Frankie Montas

Montas is perhaps the most fascinating free agency test case this winter. The Yankees thought they were getting a cheap, reliable starter when they dealt for him at the 2022 trade deadline. Instead, Montas struggled down the stretch, then missed almost all of the following season, mercifully making his 2023 debut in New York’s penultimate game.

Montas had his best season with the A’s in 2018, when his 3.37 ERA earned him Cy Young votes. History tells us players in Montas’ position tend to sign one-year “prove it” deals. Would Elias be willing to shell out $10 million or more, betting on the 30-year-old’s upside?

Aaron Nola, #27 of the Philadelphia Phillies, pitches in the first inning against the Arizona Diamondbacks during Game Six of the Championship Series at Citizens Bank Park on Oct. 23, 2023 in Philadelphia, Pennsylvania. (Elsa/Getty Images)

Aaron Nola

Depending on the year, Nola can look like a bona fide star or a middle-of-the-pack pitcher. The former No. 7 overall pick has received Cy Young votes in three different seasons, but his 2023 season — accompanied by a 4.46 ERA — left a lot to be desired.

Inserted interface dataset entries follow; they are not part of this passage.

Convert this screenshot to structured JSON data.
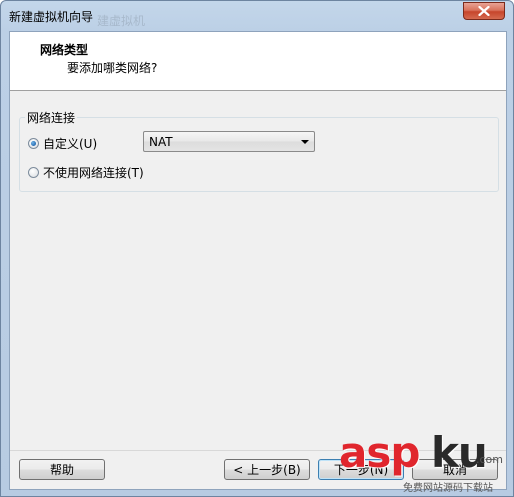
{
  "window": {
    "title": "新建虚拟机向导",
    "title_ghost": "建虚拟机"
  },
  "header": {
    "title": "网络类型",
    "subtitle": "要添加哪类网络?"
  },
  "network_group": {
    "label": "网络连接",
    "options": [
      {
        "label": "自定义(U)",
        "checked": true
      },
      {
        "label": "不使用网络连接(T)",
        "checked": false
      }
    ],
    "select_value": "NAT"
  },
  "footer": {
    "help_label": "帮助",
    "back_label": "< 上一步(B)",
    "next_label": "下一步(N)",
    "cancel_label": "取消"
  },
  "watermark": {
    "part1": "asp",
    "part2": "ku",
    "suffix": ".com",
    "subtitle": "免费网站源码下载站"
  }
}
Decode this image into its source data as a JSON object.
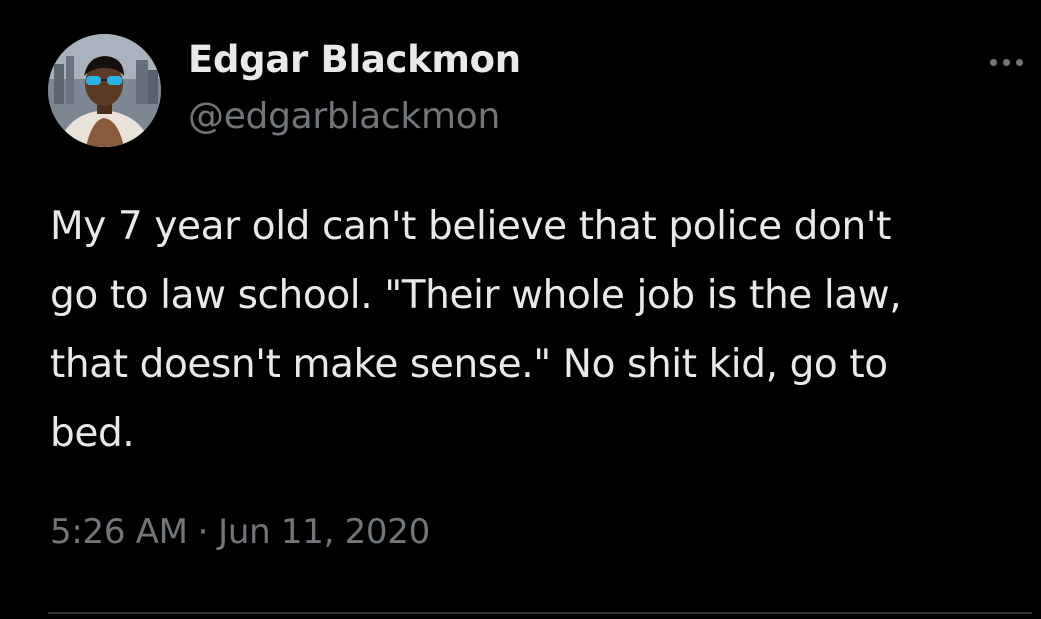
{
  "author": {
    "display_name": "Edgar Blackmon",
    "handle": "@edgarblackmon"
  },
  "more_menu": {
    "icon": "more-horizontal-icon"
  },
  "tweet": {
    "text_lines": [
      "My 7 year old can't believe that police don't",
      "go to law school. \"Their whole job is the law,",
      "that doesn't make sense.\" No shit kid, go to",
      "bed."
    ],
    "time": "5:26 AM",
    "separator": "·",
    "date": "Jun 11, 2020"
  },
  "colors": {
    "background": "#000000",
    "primary_text": "#e7e9ea",
    "secondary_text": "#71767b",
    "divider": "#2f3336"
  }
}
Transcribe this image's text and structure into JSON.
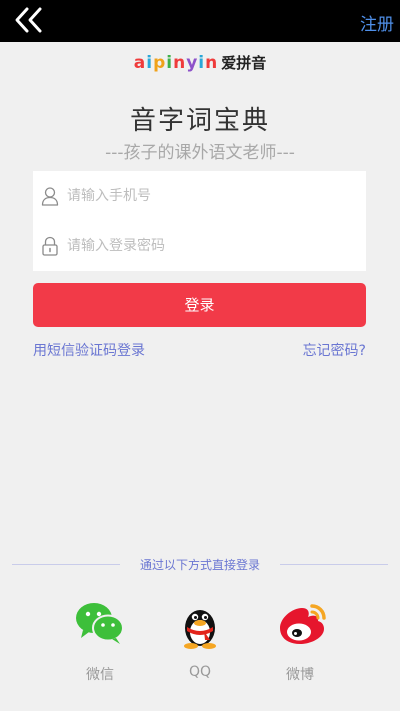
{
  "topbar": {
    "back_icon": "double-chevron-left-icon",
    "register_label": "注册"
  },
  "brand": {
    "latin_letters": [
      "a",
      "i",
      "p",
      "i",
      "n",
      "y",
      "i",
      "n"
    ],
    "chinese": "爱拼音"
  },
  "app": {
    "title": "音字词宝典",
    "subtitle": "---孩子的课外语文老师---"
  },
  "form": {
    "phone": {
      "icon": "user-icon",
      "placeholder": "请输入手机号",
      "value": ""
    },
    "password": {
      "icon": "lock-icon",
      "placeholder": "请输入登录密码",
      "value": ""
    },
    "login_label": "登录",
    "sms_login_label": "用短信验证码登录",
    "forgot_label": "忘记密码?"
  },
  "social": {
    "divider_text": "通过以下方式直接登录",
    "options": [
      {
        "label": "微信",
        "icon": "wechat-icon"
      },
      {
        "label": "QQ",
        "icon": "qq-penguin-icon"
      },
      {
        "label": "微博",
        "icon": "weibo-icon"
      }
    ]
  },
  "colors": {
    "topbar_bg": "#000000",
    "accent_blue": "#4f8fe8",
    "link_purple": "#6a76d2",
    "login_red": "#f23a48",
    "page_bg": "#f0f0f0"
  }
}
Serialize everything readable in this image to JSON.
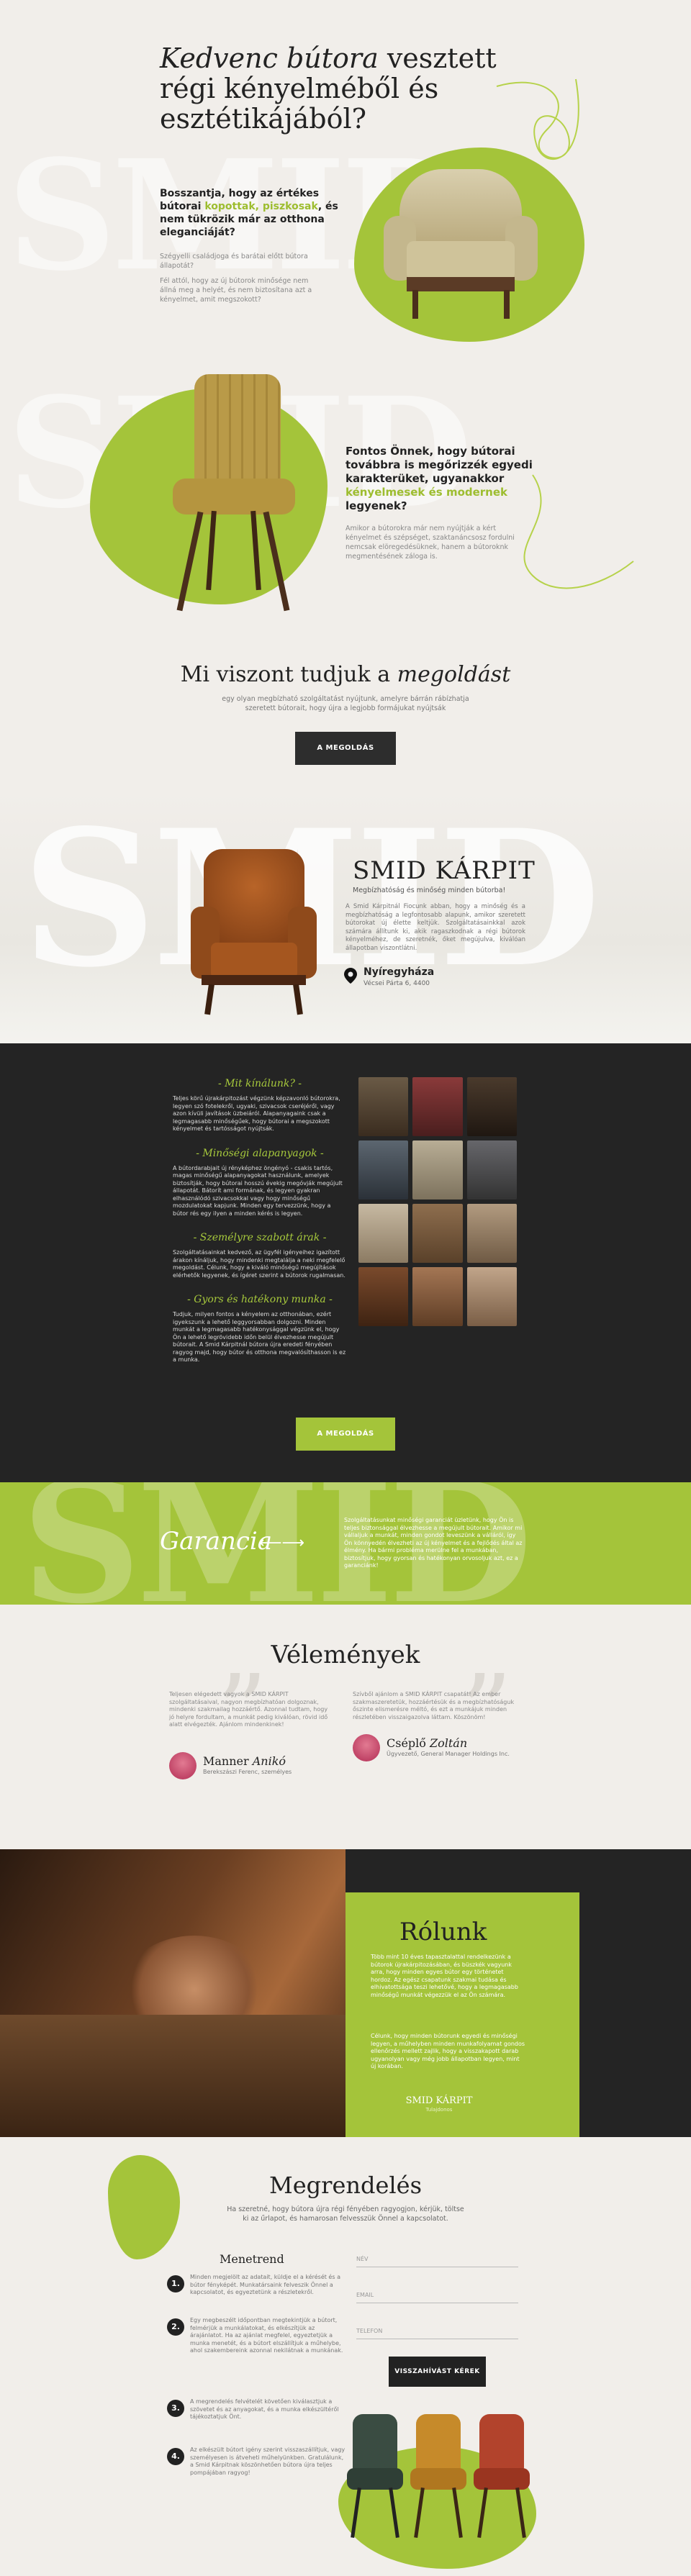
{
  "hero": {
    "title_em": "Kedvenc bútora",
    "title_rest": " vesztett régi kényelméből és esztétikájából?",
    "background_word": "SMID",
    "problem1": {
      "heading_a": "Bosszantja, hogy az értékes bútorai ",
      "heading_green": "kopottak, piszkosak",
      "heading_b": ", és nem tükrözik már az otthona eleganciáját?",
      "text1": "Szégyelli családjoga és barátai előtt bútora állapotát?",
      "text2": "Fél attól, hogy az új bútorok minősége nem állná meg a helyét, és nem biztosítana azt a kényelmet, amit megszokott?"
    },
    "problem2": {
      "heading_a": "Fontos Önnek, hogy bútorai továbbra is megőrizzék egyedi karakterüket, ugyanakkor ",
      "heading_green": "kényelmesek és modernek",
      "heading_b": " legyenek?",
      "text": "Amikor a bútorokra már nem nyújtják a kért kényelmet és szépséget, szaktanáncsosz fordulni nemcsak elöregedésüknek, hanem a bútoroknk megmentésének záloga is."
    }
  },
  "solution": {
    "title_a": "Mi viszont tudjuk a ",
    "title_em": "megoldást",
    "text": "egy olyan megbízható szolgáltatást nyújtunk, amelyre bárrán rábízhatja szeretett bútorait, hogy újra a legjobb formájukat nyújtsák",
    "button": "A MEGOLDÁS"
  },
  "smid": {
    "background_word": "SMID",
    "title": "SMID KÁRPIT",
    "subtitle": "Megbízhatóság és minőség minden bútorba!",
    "text": "A Smid Kárpitnál Fiocunk abban, hogy a minőség és a megbízhatóság a legfontosabb alapunk, amikor szeretett bútorokat új élette keltjük. Szolgáltatásainkkal azok számára állítunk ki, akik ragaszkodnak a régi bútorok kényelméhez, de szeretnék, őket megújulva, kiválóan állapotban viszontlátni.",
    "city": "Nyíregyháza",
    "address": "Vécsei Párta 6, 4400"
  },
  "offer": {
    "features": [
      {
        "title": "- Mit kínálunk? -",
        "text": "Teljes körű újrakárpitozást végzünk képzavonló bútorokra, legyen szó fotelekről, ugyaki, szivacsok cseréjéről, vagy azon kívüli javítások üzbeiáról. Alapanyagaink csak a legmagasabb minőségűek, hogy bútorai a megszokott kényelmet és tartósságot nyújtsák."
      },
      {
        "title": "- Minőségi alapanyagok -",
        "text": "A bútordarabjait új rényképhez öngényó - csakis tartós, magas minőségű alapanyagokat használunk, amelyek biztosítják, hogy bútorai hosszú évekig megóvják megújult állapotát. Bátorít ami formának, és legyen gyakran elhasználódó szivacsokkal vagy hogy minőségű mozdulatokat kapjunk. Minden egy tervezzünk, hogy a bútor rés egy ilyen a minden kérés is legyen."
      },
      {
        "title": "- Személyre szabott árak -",
        "text": "Szolgáltatásainkat kedvező, az ügyfél igényeihez igazított árakon kínáljuk, hogy mindenki megtalálja a neki megfelelő megoldást. Célunk, hogy a kiváló minőségű megújítások elérhetők legyenek, és ígéret szerint a bútorok rugalmasan."
      },
      {
        "title": "- Gyors és hatékony munka -",
        "text": "Tudjuk, milyen fontos a kényelem az otthonában, ezért igyekszunk a lehető leggyorsabban dolgozni. Minden munkát a legmagasabb hatékonysággal végzünk el, hogy Ön a lehető legrövidebb időn belül élvezhesse megújult bútorait. A Smid Kárpitnál bútora újra eredeti fényében ragyog majd, hogy bútor és otthona megvalósíthasson is ez a munka."
      }
    ],
    "button": "A MEGOLDÁS"
  },
  "guarantee": {
    "title": "Garancia",
    "arrow": "⟵⟶",
    "text": "Szolgáltatásunkat minőségi garanciát üzletünk, hogy Ön is teljes biztonsággal élvezhesse a megújult bútorait. Amikor mi vállaljuk a munkát, minden gondot leveszünk a válláról, így Ön könnyedén élvezheti az új kényelmet és a fejlődés által az élmény. Ha bármi probléma merülne fel a munkában, biztosítjuk, hogy gyorsan és hatékonyan orvosoljuk azt, ez a garanciánk!"
  },
  "reviews": {
    "title": "Vélemények",
    "items": [
      {
        "text": "Teljesen elégedett vagyok a SMID KÁRPIT szolgáltatásaival, nagyon megbízhatóan dolgoznak, mindenki szakmailag hozzáértő. Azonnal tudtam, hogy jó helyre fordultam, a munkát pedig kiválóan, rövid idő alatt elvégezték. Ajánlom mindenkinek!",
        "name_a": "Manner ",
        "name_em": "Anikó",
        "role": "Berekszászi Ferenc, személyes"
      },
      {
        "text": "Szívből ajánlom a SMID KÁRPIT csapatát! Az ember szakmaszeretetük, hozzáértésük és a megbízhatóságuk őszinte elismerésre méltó, és ezt a munkájuk minden részletében visszaigazolva láttam. Köszönöm!",
        "name_a": "Cséplő ",
        "name_em": "Zoltán",
        "role": "Ügyvezető, General Manager Holdings Inc."
      }
    ]
  },
  "about": {
    "title": "Rólunk",
    "text1": "Több mint 10 éves tapasztalattal rendelkezünk a bútorok újrakárpitozásában, és büszkék vagyunk arra, hogy minden egyes bútor egy történetet hordoz. Az egész csapatunk szakmai tudása és elhivatottsága teszi lehetővé, hogy a legmagasabb minőségű munkát végezzük el az Ön számára.",
    "text2": "Célunk, hogy minden bútorunk egyedi és minőségi legyen, a műhelyben minden munkafolyamat gondos ellenőrzés mellett zajlik, hogy a visszakapott darab ugyanolyan vagy még jobb állapotban legyen, mint új korában.",
    "signature": "SMID KÁRPIT",
    "signature_sub": "Tulajdonos"
  },
  "order": {
    "title": "Megrendelés",
    "subtitle": "Ha szeretné, hogy bútora újra régi fényében ragyogjon, kérjük, töltse ki az űrlapot, és hamarosan felvesszük Önnel a kapcsolatot.",
    "process_title": "Menetrend",
    "steps": [
      {
        "num": "1.",
        "text": "Minden megjelölt az adatait, küldje el a kérését és a bútor fényképét. Munkatársaink felveszik Önnel a kapcsolatot, és egyeztetünk a részletekről."
      },
      {
        "num": "2.",
        "text": "Egy megbeszélt időpontban megtekintjük a bútort, felmérjük a munkálatokat, és elkészítjük az árajánlatot. Ha az ajánlat megfelel, egyeztetjük a munka menetét, és a bútort elszállítjuk a műhelybe, ahol szakembereink azonnal nekilátnak a munkának."
      },
      {
        "num": "3.",
        "text": "A megrendelés felvételét követően kiválasztjuk a szövetet és az anyagokat, és a munka elkészültéről tájékoztatjuk Önt."
      },
      {
        "num": "4.",
        "text": "Az elkészült bútort igény szerint visszaszállítjuk, vagy személyesen is átveheti műhelyünkben. Gratulálunk, a Smid Kárpitnak köszönhetően bútora újra teljes pompájában ragyog!"
      }
    ],
    "form": {
      "name": "NÉV",
      "email": "EMAIL",
      "phone": "TELEFON",
      "button": "VISSZAHÍVÁST KÉREK"
    }
  },
  "colors": {
    "accent": "#a4c43a",
    "dark": "#242424",
    "cream": "#f1eeea"
  }
}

Some team out there is likely to hand Nola a massive, long-term deal in the hopes of coaxing another few dominant seasons out of him. But Elias has yet to hand a free agent a guaranteed multiyear deal. Throw in the fact that Nola will almost certainly receive a qualifying offer, and this signing seems doubtful.